_Task to carry out_:
The pictures are to be omitted when the entries are reproduced exactly.

_Input data_:
== == ==
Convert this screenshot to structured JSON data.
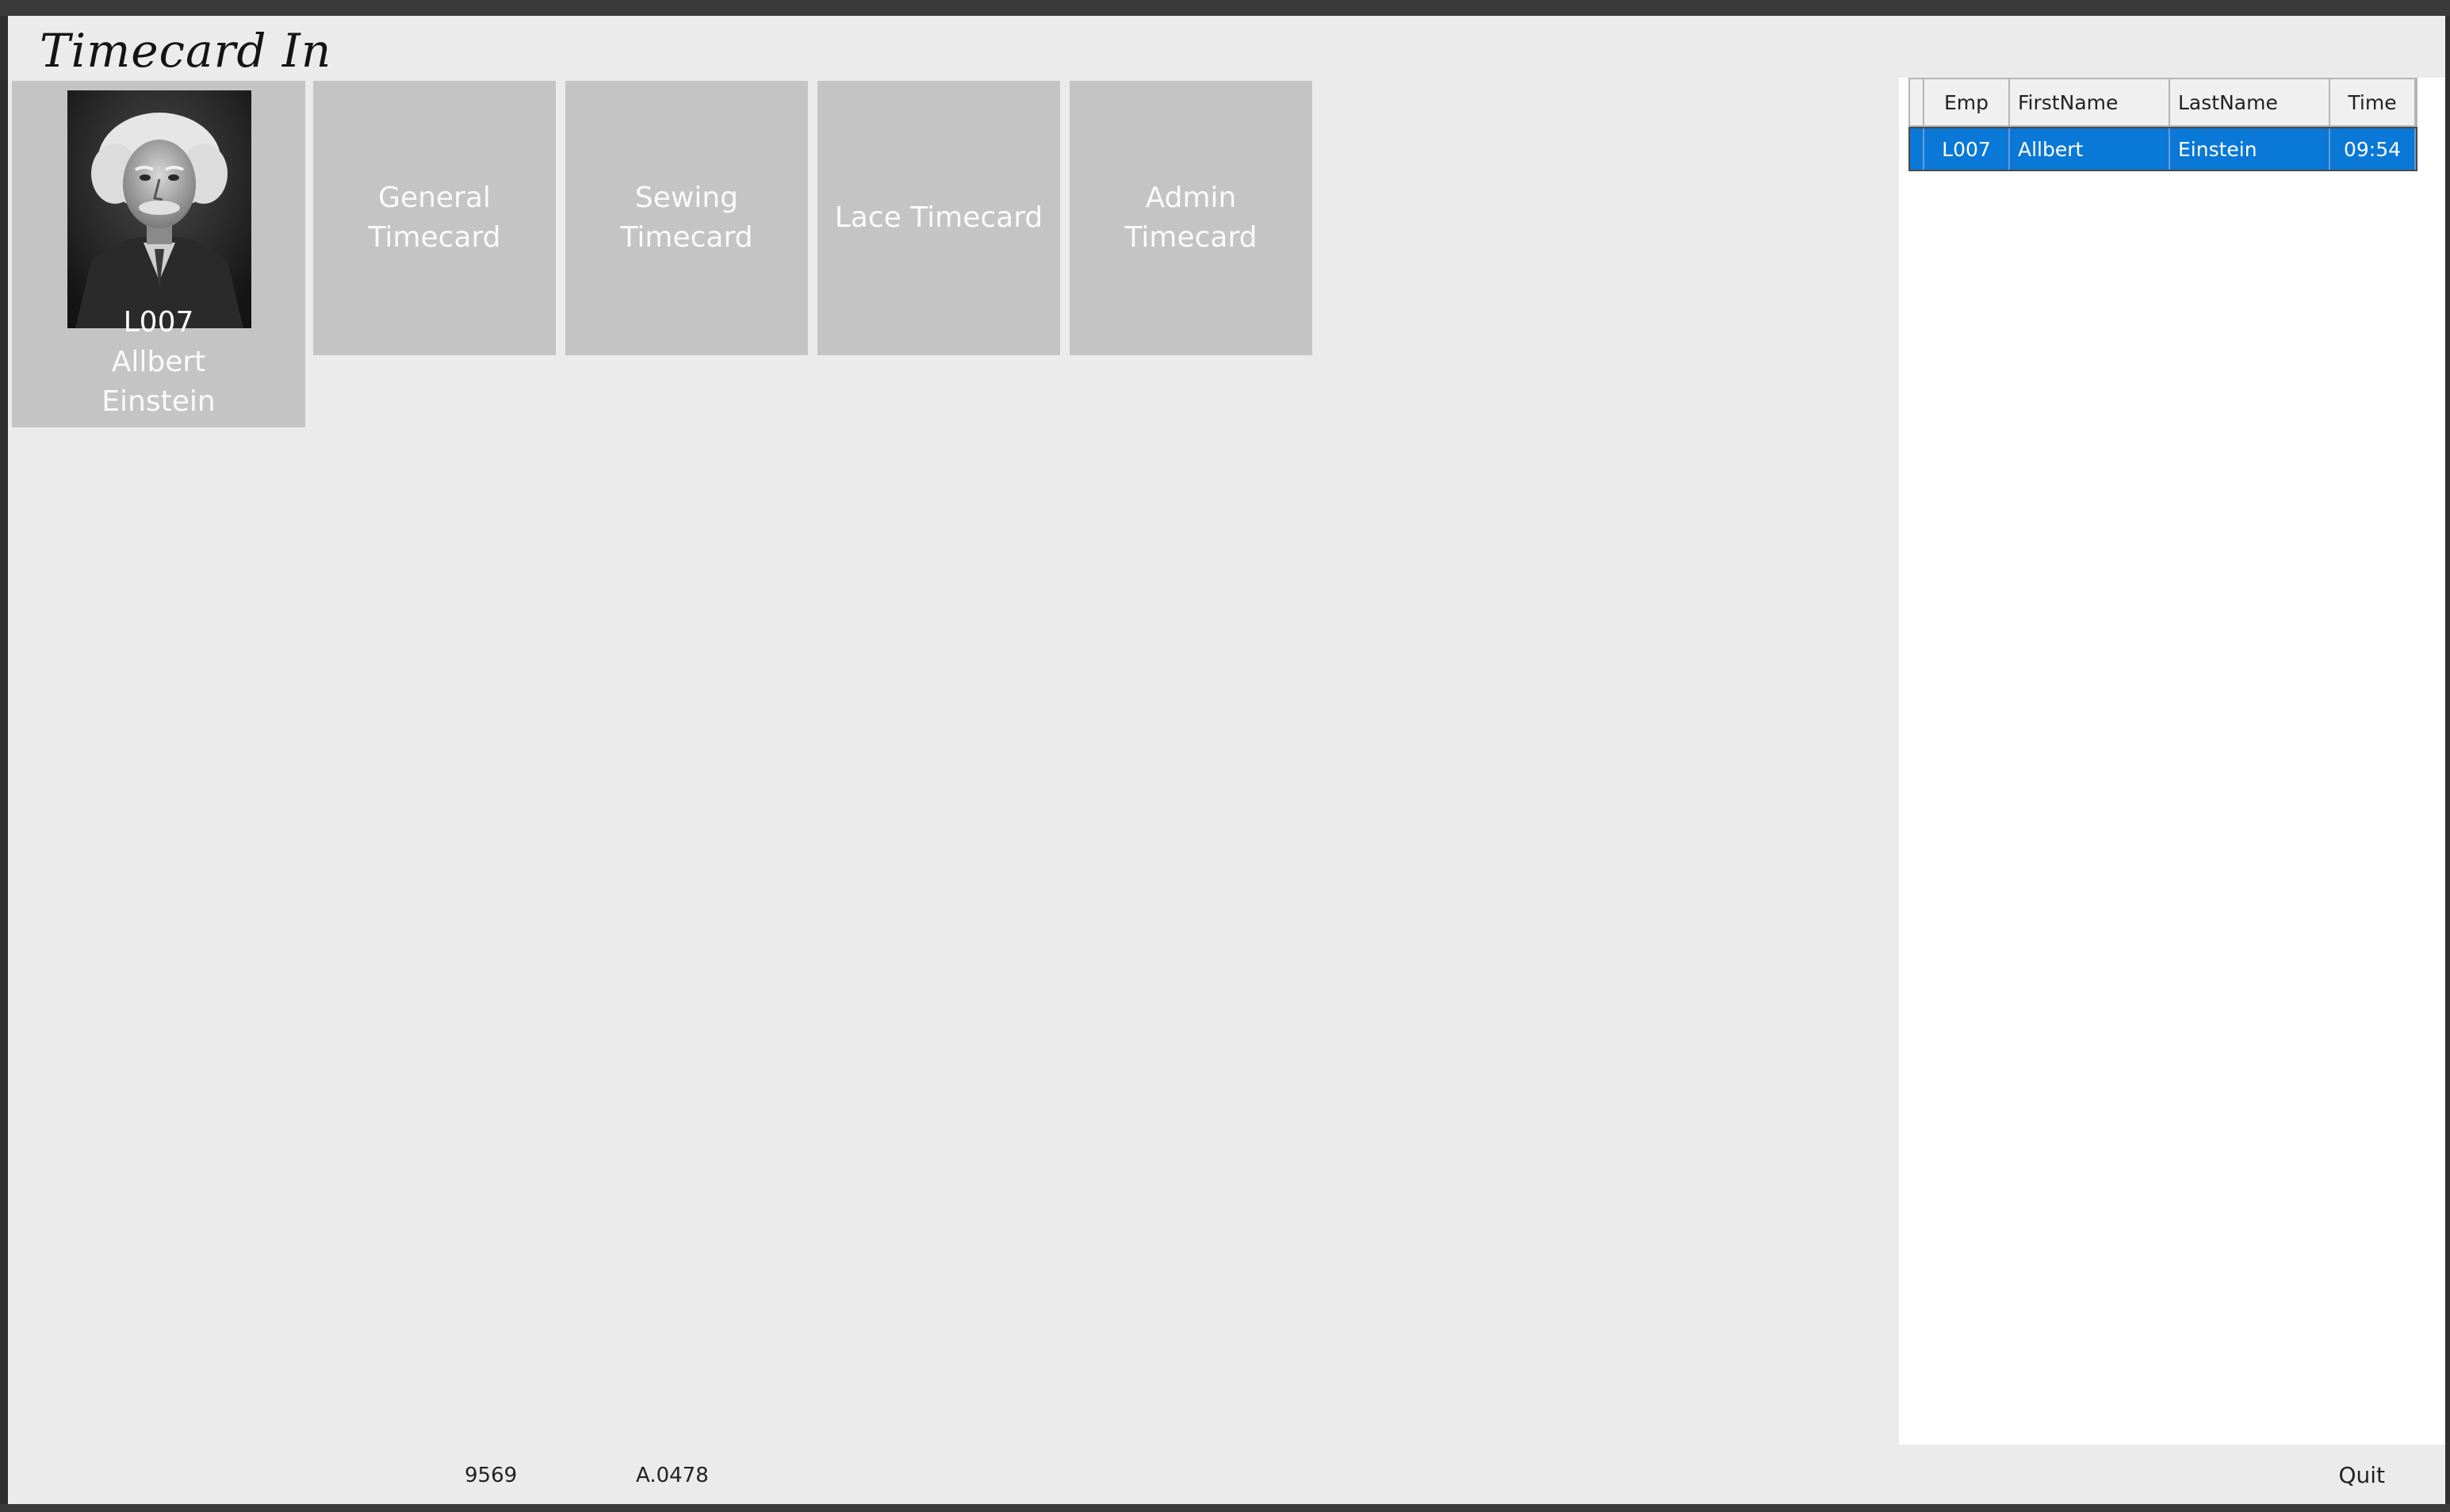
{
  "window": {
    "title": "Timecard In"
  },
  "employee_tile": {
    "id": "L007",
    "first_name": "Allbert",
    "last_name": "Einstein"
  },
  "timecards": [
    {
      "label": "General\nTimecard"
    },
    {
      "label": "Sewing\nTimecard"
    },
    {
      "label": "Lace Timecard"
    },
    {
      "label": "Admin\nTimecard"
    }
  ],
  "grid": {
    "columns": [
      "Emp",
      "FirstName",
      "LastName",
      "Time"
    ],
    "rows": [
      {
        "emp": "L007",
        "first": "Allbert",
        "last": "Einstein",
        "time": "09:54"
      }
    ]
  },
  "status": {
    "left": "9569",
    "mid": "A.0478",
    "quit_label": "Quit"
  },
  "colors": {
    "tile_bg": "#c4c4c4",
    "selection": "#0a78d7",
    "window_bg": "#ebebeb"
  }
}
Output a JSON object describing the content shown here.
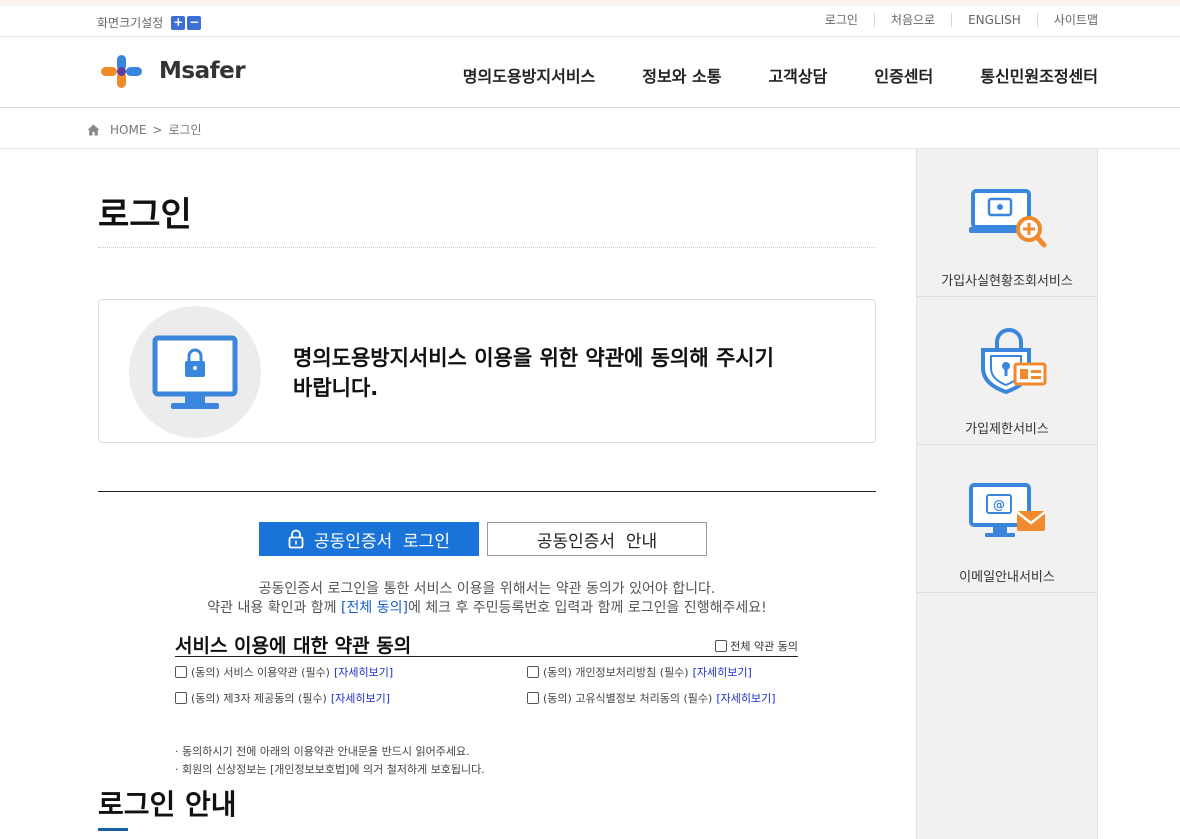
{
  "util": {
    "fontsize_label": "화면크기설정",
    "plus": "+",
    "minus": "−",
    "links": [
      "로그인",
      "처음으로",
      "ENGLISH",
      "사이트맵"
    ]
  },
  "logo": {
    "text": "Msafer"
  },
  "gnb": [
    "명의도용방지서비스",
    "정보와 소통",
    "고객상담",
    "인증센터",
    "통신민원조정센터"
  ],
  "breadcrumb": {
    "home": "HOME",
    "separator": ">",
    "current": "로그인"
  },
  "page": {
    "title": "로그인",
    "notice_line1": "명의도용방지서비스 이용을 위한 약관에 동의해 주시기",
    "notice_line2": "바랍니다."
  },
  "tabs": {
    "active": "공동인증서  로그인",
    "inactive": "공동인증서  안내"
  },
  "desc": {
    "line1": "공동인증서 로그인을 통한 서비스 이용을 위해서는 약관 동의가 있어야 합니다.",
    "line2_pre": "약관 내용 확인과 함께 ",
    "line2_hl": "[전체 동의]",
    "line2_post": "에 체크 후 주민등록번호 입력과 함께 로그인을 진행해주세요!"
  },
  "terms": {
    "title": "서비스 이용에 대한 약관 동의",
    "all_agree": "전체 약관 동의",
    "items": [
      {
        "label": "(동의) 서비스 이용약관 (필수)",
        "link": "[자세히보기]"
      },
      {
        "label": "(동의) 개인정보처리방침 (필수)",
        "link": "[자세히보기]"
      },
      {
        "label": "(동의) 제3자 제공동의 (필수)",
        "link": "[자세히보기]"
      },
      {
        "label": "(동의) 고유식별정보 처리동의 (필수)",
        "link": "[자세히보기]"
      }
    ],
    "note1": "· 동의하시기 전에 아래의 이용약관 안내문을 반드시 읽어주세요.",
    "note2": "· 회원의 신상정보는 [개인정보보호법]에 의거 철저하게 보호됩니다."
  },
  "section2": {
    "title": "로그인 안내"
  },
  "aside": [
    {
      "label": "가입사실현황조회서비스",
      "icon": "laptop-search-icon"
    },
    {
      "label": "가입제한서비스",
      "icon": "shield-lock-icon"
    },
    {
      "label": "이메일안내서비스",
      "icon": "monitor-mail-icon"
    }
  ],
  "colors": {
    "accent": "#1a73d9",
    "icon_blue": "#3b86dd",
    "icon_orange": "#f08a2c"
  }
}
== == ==
_Solution for this exercise_:
Convert this screenshot to structured JSON data.
{
  "window": {
    "title": "Timecard In"
  },
  "employee_tile": {
    "id": "L007",
    "first_name": "Allbert",
    "last_name": "Einstein"
  },
  "timecards": [
    {
      "label": "General\nTimecard"
    },
    {
      "label": "Sewing\nTimecard"
    },
    {
      "label": "Lace Timecard"
    },
    {
      "label": "Admin\nTimecard"
    }
  ],
  "grid": {
    "columns": [
      "Emp",
      "FirstName",
      "LastName",
      "Time"
    ],
    "rows": [
      {
        "emp": "L007",
        "first": "Allbert",
        "last": "Einstein",
        "time": "09:54"
      }
    ]
  },
  "status": {
    "left": "9569",
    "mid": "A.0478",
    "quit_label": "Quit"
  },
  "colors": {
    "tile_bg": "#c4c4c4",
    "selection": "#0a78d7",
    "window_bg": "#ebebeb"
  }
}
Output a JSON object describing the content shown here.
{
  "util": {
    "fontsize_label": "화면크기설정",
    "plus": "+",
    "minus": "−",
    "links": [
      "로그인",
      "처음으로",
      "ENGLISH",
      "사이트맵"
    ]
  },
  "logo": {
    "text": "Msafer"
  },
  "gnb": [
    "명의도용방지서비스",
    "정보와 소통",
    "고객상담",
    "인증센터",
    "통신민원조정센터"
  ],
  "breadcrumb": {
    "home": "HOME",
    "separator": ">",
    "current": "로그인"
  },
  "page": {
    "title": "로그인",
    "notice_line1": "명의도용방지서비스 이용을 위한 약관에 동의해 주시기",
    "notice_line2": "바랍니다."
  },
  "tabs": {
    "active": "공동인증서  로그인",
    "inactive": "공동인증서  안내"
  },
  "desc": {
    "line1": "공동인증서 로그인을 통한 서비스 이용을 위해서는 약관 동의가 있어야 합니다.",
    "line2_pre": "약관 내용 확인과 함께 ",
    "line2_hl": "[전체 동의]",
    "line2_post": "에 체크 후 주민등록번호 입력과 함께 로그인을 진행해주세요!"
  },
  "terms": {
    "title": "서비스 이용에 대한 약관 동의",
    "all_agree": "전체 약관 동의",
    "items": [
      {
        "label": "(동의) 서비스 이용약관 (필수)",
        "link": "[자세히보기]"
      },
      {
        "label": "(동의) 개인정보처리방침 (필수)",
        "link": "[자세히보기]"
      },
      {
        "label": "(동의) 제3자 제공동의 (필수)",
        "link": "[자세히보기]"
      },
      {
        "label": "(동의) 고유식별정보 처리동의 (필수)",
        "link": "[자세히보기]"
      }
    ],
    "note1": "· 동의하시기 전에 아래의 이용약관 안내문을 반드시 읽어주세요.",
    "note2": "· 회원의 신상정보는 [개인정보보호법]에 의거 철저하게 보호됩니다."
  },
  "section2": {
    "title": "로그인 안내"
  },
  "aside": [
    {
      "label": "가입사실현황조회서비스",
      "icon": "laptop-search-icon"
    },
    {
      "label": "가입제한서비스",
      "icon": "shield-lock-icon"
    },
    {
      "label": "이메일안내서비스",
      "icon": "monitor-mail-icon"
    }
  ],
  "colors": {
    "accent": "#1a73d9",
    "icon_blue": "#3b86dd",
    "icon_orange": "#f08a2c"
  }
}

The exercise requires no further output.